PROMPT> Every line of the records below that holds the word "title" belongs in the answer.
---------------
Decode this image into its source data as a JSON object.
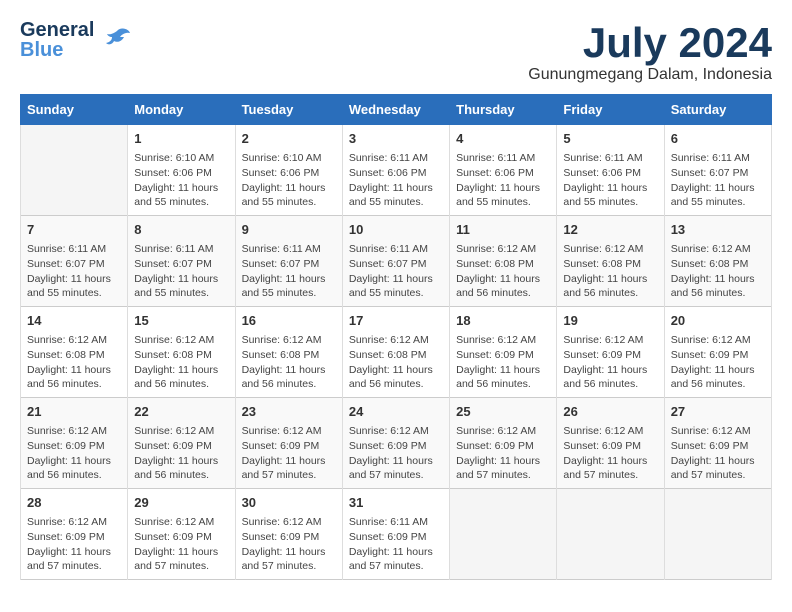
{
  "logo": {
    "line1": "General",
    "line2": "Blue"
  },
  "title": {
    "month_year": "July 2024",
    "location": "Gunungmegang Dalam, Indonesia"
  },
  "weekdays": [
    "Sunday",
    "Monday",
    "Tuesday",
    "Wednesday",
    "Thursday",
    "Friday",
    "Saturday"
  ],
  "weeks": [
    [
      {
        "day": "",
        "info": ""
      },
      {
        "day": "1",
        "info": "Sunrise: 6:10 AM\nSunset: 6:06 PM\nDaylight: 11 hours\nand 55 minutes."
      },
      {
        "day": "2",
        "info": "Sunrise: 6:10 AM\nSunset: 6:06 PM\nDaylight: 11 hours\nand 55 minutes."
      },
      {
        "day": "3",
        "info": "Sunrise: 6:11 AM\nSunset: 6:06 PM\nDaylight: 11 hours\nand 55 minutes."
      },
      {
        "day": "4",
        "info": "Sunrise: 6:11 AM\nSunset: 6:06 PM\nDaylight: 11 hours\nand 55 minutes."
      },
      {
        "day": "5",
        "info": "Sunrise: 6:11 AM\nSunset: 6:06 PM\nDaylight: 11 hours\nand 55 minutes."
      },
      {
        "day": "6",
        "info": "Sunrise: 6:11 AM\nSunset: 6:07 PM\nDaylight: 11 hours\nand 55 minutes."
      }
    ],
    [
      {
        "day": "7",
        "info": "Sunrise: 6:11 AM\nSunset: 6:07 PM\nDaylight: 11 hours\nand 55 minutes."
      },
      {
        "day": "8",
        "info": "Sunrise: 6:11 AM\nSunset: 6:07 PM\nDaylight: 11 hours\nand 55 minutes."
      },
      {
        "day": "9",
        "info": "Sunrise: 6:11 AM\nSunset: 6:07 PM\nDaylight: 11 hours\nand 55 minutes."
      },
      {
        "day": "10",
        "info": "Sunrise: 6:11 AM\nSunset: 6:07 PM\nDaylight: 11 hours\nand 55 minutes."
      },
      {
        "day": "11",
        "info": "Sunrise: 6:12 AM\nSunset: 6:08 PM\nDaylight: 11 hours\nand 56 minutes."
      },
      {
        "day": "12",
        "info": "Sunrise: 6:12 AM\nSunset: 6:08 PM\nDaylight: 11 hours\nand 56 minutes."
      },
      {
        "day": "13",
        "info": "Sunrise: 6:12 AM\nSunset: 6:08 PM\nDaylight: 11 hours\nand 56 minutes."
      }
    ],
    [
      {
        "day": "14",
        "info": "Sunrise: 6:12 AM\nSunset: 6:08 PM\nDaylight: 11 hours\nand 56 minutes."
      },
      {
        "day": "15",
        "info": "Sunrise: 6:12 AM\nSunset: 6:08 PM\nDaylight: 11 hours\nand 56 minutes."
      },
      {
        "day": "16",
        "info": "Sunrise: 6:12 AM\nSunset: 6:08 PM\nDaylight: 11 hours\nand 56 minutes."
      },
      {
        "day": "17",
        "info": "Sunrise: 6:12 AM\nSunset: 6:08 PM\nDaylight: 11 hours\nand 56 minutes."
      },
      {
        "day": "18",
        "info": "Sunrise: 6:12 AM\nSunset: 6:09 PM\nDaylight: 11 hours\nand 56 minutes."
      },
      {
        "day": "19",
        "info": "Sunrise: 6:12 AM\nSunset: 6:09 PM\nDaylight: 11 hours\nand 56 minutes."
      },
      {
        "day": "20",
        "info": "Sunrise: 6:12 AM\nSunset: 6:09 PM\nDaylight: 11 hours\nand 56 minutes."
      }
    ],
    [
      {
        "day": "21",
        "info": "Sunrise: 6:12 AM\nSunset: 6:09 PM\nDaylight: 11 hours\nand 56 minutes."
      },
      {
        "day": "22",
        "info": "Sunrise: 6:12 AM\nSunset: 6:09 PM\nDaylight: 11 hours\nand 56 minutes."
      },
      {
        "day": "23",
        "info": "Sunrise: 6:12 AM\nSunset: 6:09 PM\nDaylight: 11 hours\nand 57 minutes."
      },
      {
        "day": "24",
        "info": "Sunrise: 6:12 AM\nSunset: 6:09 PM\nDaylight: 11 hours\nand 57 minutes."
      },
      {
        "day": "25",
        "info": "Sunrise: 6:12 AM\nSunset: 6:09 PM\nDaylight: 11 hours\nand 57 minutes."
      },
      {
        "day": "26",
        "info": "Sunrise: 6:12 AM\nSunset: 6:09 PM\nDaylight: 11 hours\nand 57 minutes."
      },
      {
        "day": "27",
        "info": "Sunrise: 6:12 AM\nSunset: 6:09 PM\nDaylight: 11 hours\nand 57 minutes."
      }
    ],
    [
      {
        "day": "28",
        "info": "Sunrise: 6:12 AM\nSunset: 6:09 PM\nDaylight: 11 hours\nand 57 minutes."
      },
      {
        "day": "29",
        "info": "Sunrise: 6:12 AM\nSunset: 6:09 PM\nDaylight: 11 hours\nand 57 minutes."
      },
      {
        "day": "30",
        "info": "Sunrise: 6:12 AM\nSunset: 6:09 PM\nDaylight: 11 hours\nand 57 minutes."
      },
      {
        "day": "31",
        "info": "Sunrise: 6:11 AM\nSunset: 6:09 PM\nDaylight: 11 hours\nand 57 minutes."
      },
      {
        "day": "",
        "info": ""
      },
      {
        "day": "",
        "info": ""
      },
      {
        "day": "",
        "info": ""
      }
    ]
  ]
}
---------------
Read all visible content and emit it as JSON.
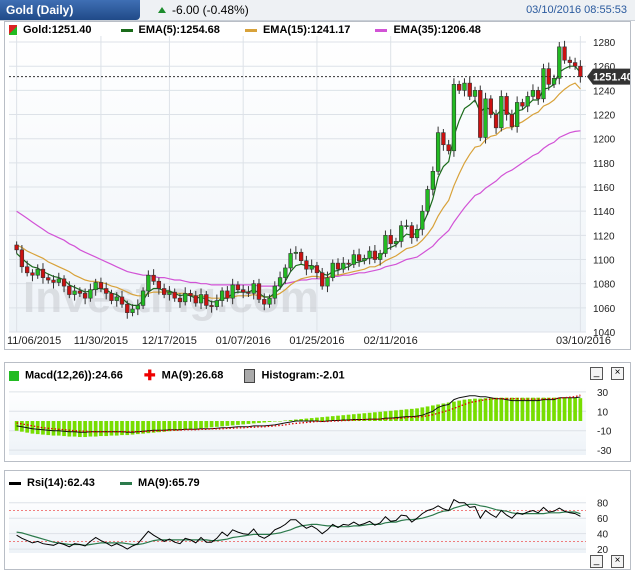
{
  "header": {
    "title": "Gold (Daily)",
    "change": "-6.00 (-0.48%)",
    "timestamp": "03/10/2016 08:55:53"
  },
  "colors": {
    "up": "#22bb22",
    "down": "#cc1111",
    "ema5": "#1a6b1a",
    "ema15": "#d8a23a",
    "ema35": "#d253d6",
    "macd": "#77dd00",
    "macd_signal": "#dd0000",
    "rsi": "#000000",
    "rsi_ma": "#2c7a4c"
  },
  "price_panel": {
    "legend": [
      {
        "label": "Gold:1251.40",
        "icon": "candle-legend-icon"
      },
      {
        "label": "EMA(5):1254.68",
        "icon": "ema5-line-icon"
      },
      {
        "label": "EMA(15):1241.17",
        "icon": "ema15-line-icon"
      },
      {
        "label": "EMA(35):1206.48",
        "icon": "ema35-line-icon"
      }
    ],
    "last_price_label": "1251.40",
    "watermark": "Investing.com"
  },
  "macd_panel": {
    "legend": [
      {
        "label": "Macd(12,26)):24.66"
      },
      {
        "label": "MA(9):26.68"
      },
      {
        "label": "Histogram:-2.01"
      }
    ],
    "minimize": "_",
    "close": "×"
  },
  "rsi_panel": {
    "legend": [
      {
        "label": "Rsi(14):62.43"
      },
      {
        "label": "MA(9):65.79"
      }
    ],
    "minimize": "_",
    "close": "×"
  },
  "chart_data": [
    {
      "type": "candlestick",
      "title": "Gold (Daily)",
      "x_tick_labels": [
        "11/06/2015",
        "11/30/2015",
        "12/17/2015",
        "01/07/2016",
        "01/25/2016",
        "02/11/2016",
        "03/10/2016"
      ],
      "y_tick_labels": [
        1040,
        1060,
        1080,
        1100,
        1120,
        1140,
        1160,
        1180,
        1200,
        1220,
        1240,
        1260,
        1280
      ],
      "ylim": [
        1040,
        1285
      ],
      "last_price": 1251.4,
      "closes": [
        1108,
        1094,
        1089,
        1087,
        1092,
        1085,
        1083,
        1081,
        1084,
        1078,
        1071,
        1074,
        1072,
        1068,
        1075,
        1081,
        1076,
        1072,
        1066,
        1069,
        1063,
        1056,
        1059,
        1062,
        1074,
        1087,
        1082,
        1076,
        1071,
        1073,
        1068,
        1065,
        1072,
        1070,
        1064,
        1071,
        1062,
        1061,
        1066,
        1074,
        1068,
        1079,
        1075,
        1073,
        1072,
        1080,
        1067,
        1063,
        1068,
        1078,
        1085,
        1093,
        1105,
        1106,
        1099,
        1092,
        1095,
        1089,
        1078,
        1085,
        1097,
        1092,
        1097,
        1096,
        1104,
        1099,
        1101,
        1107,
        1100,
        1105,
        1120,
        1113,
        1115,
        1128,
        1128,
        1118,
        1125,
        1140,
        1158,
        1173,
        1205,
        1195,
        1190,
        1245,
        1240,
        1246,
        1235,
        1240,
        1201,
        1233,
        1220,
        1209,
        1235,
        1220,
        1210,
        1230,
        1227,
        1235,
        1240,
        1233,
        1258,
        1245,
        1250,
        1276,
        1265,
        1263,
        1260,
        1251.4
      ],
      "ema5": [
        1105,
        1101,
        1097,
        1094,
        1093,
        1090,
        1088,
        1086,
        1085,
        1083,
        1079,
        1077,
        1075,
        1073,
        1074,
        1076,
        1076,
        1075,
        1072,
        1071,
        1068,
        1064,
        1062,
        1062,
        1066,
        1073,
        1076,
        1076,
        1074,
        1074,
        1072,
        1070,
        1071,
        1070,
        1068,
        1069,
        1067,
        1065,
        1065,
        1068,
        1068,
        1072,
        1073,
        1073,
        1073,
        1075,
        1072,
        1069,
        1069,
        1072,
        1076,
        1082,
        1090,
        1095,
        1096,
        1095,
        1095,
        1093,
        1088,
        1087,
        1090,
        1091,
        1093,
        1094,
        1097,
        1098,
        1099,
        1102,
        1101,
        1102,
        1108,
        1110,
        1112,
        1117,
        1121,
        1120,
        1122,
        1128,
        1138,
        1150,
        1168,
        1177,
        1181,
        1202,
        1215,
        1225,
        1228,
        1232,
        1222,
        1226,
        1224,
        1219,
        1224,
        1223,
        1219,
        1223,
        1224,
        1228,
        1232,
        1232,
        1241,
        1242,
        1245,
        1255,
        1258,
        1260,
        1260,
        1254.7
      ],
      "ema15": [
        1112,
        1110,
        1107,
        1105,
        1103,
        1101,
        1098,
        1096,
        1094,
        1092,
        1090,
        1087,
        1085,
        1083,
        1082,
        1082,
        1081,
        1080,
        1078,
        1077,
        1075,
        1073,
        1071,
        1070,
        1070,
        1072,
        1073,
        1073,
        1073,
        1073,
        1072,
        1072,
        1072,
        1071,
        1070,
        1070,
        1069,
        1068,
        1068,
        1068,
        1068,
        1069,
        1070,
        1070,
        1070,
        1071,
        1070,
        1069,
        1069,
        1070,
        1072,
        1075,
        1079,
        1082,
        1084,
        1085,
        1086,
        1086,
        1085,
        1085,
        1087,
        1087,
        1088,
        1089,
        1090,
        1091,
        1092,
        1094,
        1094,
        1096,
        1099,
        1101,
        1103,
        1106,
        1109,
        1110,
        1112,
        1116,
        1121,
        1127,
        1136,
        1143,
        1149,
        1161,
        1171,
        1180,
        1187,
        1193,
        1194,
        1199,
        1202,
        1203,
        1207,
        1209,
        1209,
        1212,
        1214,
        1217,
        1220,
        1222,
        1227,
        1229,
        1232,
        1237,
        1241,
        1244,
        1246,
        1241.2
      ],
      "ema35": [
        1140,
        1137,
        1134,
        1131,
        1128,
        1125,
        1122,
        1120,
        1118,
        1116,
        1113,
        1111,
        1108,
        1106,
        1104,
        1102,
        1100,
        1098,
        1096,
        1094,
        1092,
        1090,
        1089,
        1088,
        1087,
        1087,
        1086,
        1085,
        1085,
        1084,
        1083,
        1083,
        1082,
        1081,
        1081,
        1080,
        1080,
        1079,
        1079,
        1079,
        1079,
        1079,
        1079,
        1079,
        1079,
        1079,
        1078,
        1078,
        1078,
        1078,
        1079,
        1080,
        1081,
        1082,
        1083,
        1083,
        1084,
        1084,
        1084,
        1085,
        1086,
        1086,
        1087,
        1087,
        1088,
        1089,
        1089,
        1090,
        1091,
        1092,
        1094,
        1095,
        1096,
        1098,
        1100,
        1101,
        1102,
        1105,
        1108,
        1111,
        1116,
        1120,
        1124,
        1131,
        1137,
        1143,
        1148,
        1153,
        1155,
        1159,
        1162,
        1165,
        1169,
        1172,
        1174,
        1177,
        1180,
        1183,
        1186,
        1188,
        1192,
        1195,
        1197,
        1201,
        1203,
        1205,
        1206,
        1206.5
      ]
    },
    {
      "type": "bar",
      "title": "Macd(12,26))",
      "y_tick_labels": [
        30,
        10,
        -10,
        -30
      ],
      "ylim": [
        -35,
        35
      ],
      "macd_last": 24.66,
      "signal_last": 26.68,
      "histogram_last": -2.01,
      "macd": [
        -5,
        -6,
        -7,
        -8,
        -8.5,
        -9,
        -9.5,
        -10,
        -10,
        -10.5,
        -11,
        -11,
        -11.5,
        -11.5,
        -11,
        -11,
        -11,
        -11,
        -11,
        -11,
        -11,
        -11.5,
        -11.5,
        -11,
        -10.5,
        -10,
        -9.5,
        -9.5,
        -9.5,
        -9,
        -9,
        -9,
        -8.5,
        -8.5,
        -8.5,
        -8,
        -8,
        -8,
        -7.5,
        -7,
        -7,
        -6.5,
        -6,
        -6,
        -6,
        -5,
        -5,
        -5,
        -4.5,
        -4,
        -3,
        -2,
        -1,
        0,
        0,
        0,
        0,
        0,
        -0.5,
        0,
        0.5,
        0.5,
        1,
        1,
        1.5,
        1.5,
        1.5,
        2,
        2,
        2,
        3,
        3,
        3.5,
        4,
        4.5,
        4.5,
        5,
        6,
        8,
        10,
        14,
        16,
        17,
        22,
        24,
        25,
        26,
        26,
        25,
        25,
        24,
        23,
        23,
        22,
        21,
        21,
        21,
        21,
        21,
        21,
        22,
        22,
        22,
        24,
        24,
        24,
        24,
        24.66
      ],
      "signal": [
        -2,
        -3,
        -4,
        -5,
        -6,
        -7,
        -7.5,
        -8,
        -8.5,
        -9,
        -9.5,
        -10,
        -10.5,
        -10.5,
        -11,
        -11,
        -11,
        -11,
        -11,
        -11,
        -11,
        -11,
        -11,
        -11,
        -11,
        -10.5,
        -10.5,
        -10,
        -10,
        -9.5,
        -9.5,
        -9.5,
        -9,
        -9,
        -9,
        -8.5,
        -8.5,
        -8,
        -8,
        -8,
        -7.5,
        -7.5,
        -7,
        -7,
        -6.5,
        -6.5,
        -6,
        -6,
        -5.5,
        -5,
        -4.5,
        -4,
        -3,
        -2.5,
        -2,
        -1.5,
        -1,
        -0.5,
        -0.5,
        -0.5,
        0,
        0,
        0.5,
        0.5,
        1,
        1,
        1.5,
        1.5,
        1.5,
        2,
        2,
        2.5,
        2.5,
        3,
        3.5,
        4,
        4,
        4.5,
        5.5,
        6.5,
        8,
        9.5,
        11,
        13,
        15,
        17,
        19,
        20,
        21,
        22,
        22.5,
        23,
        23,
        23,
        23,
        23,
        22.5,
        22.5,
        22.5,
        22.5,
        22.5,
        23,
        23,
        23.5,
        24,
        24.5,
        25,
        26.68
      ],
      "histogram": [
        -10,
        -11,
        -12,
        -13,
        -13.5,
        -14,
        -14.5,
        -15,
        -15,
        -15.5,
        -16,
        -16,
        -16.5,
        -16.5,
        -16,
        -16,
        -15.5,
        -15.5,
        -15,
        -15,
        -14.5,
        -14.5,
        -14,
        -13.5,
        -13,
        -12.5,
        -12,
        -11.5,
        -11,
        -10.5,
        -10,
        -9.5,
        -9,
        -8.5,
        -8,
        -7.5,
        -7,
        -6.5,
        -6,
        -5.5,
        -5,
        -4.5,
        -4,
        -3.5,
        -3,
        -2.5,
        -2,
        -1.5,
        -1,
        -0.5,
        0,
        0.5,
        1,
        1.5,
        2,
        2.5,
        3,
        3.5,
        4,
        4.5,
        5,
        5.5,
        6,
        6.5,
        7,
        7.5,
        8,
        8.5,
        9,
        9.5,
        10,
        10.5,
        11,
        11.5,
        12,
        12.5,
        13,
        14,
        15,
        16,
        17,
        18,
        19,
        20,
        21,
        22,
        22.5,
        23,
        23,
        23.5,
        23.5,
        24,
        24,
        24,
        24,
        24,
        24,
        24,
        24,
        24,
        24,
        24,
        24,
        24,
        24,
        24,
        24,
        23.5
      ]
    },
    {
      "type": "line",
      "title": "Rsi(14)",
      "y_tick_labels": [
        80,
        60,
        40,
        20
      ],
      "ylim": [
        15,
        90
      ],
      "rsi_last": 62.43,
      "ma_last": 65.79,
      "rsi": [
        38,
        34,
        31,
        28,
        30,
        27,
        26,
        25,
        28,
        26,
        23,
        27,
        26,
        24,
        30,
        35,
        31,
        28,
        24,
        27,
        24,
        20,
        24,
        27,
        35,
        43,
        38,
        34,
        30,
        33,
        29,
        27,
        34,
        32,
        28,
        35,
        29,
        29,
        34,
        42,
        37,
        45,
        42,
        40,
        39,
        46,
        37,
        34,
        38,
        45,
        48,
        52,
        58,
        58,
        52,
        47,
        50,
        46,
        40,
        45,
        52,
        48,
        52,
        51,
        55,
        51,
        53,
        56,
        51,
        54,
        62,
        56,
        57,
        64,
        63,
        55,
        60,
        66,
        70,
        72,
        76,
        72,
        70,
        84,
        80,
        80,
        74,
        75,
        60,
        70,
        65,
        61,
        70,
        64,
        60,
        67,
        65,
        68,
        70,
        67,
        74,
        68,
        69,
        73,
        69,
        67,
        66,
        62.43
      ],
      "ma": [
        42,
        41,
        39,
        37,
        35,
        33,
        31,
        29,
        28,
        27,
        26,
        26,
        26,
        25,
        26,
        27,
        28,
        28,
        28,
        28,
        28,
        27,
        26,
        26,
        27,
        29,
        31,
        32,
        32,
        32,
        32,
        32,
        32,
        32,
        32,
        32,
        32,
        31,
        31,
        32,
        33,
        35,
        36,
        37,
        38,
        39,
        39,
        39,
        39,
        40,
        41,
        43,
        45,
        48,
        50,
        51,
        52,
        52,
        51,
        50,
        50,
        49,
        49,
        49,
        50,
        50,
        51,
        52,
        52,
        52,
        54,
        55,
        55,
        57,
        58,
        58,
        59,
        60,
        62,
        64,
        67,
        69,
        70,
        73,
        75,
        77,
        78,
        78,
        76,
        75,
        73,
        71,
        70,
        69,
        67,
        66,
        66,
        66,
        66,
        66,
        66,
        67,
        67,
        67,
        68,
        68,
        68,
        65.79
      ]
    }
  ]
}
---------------
EXPECTED ANSWER>
  "title": {
    "title": "Gold (Daily)",
      "title": "Gold (Daily)",
      "title": "Macd(12,26))",
      "title": "Rsi(14)",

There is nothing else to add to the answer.